Beijing has issued a three-day emergency pollution alert, warning residents to keep outdoor activities to a minimum and ordering some industries to limit production.
The Chinese capital issued its first ever orange alert – the second most severe ranking out of four in a recently introduced pollution monitoring plan – on Thursday.
The move followed the detection of the particulate matter PM2.5 at a concentration of 237 micrograms per cubic metre – nine times the levels recommended as being safe by the World Health Organisation (WHO) – near Tiananmen Square.
Residents have been asked to use public transport where possible, while barbeques and fireworks have been prohibited. Roads will also be frequently sprayed and construction sites must attempt to control dust levels using sprinklers.
Despite this, the Chinese government has faced criticism over the use of the new four colour warning system.
Earlier this month, PM 2.5 levels exceeding 500 micrograms per cubic metre were detected in the capital, yet the authorities only issued the mildest, blue-level alert.
In January, the second-mildest yellow alert was issued when PM2.5 levels reached 671 – 26 times the WHO’s recommended level.
If the most severe red warning was issued, the authorities say they have emergency plans to pull half of all the 5m cars in the city off the road. However, observers have questioned if the government would be willing to cause such disruption.

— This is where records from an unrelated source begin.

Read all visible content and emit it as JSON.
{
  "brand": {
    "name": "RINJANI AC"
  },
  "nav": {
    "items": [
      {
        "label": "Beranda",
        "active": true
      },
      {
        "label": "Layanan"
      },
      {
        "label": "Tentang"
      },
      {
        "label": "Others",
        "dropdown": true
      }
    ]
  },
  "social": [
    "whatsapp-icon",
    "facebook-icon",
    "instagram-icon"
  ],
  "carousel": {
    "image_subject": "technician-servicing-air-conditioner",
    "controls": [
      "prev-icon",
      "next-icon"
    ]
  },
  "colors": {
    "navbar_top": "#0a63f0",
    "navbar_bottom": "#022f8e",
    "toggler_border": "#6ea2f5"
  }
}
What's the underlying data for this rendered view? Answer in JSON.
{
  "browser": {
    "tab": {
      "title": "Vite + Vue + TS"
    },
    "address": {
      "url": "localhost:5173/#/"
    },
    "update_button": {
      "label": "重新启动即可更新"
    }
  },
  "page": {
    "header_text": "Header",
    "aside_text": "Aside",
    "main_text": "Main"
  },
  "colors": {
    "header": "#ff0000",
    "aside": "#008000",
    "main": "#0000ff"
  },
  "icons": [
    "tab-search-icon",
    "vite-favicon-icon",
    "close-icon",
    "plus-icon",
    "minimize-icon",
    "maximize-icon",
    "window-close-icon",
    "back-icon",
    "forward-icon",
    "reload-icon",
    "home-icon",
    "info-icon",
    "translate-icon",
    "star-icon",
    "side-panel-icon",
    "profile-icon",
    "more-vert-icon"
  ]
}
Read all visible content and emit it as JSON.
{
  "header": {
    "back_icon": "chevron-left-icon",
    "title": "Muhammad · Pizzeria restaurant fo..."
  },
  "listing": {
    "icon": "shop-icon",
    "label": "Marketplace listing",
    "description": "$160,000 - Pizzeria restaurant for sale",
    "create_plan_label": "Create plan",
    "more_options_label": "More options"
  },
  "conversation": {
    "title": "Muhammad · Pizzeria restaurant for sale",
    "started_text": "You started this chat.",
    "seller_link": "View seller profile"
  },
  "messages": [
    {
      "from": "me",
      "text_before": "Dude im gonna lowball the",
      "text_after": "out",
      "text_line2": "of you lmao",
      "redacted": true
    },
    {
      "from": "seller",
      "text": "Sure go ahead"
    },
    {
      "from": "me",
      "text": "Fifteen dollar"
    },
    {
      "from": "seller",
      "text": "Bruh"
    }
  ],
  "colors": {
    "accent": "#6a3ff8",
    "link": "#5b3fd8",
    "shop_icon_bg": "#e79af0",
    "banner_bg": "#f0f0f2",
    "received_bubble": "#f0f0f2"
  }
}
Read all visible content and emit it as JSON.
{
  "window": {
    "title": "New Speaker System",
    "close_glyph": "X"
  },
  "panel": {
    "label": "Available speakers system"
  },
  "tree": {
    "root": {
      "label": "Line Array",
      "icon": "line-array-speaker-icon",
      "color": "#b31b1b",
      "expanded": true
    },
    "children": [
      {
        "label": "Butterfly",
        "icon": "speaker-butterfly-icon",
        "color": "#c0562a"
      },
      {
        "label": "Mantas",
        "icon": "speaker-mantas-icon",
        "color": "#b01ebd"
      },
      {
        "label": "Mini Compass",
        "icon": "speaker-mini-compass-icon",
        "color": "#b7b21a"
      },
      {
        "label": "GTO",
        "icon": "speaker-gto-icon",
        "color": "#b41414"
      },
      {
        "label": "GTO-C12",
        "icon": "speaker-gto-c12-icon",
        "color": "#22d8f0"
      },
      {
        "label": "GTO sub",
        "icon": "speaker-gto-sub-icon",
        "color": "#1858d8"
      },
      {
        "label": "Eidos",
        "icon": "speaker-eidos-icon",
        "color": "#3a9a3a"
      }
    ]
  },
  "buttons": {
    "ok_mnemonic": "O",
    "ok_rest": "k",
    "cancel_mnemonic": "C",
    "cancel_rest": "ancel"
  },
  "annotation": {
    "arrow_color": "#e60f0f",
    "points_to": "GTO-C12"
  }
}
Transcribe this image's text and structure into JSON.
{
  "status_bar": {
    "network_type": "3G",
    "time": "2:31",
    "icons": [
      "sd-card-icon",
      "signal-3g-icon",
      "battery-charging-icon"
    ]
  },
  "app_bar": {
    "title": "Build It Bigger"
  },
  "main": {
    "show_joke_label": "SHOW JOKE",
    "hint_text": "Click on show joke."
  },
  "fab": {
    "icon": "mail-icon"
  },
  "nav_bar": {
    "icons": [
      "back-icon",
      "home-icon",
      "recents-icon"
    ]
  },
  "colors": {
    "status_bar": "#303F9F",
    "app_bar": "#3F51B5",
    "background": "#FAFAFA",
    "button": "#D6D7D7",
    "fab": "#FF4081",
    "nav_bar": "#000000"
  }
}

“When the alert is at a low level, the measures are not effective, but those for the high-level alert are not feasible,” Ma Jun, of the non-governmental Institute of Public and Environmental Affairs in Beijing, told the Associated Press.
“The government is reluctant to raise the alert level.”
China’s former health minister Chen Zhu recently estimated that the country’s air pollution – the fourth biggest killer in Beijing – accounts for up to 500,000 premature deaths each year.
In response to the crisis, the government has set up a $1.65 billion (£990m) fund offering rewards to companies that clean up their operations. It has also embarked on the world’s largest ever renewable energy drive, with plans to double the number of wind turbines it uses to generate electricity over the next six years.
A WWF report published this week estimated that China could generate 80% of its electricity from renewable sources by 2050.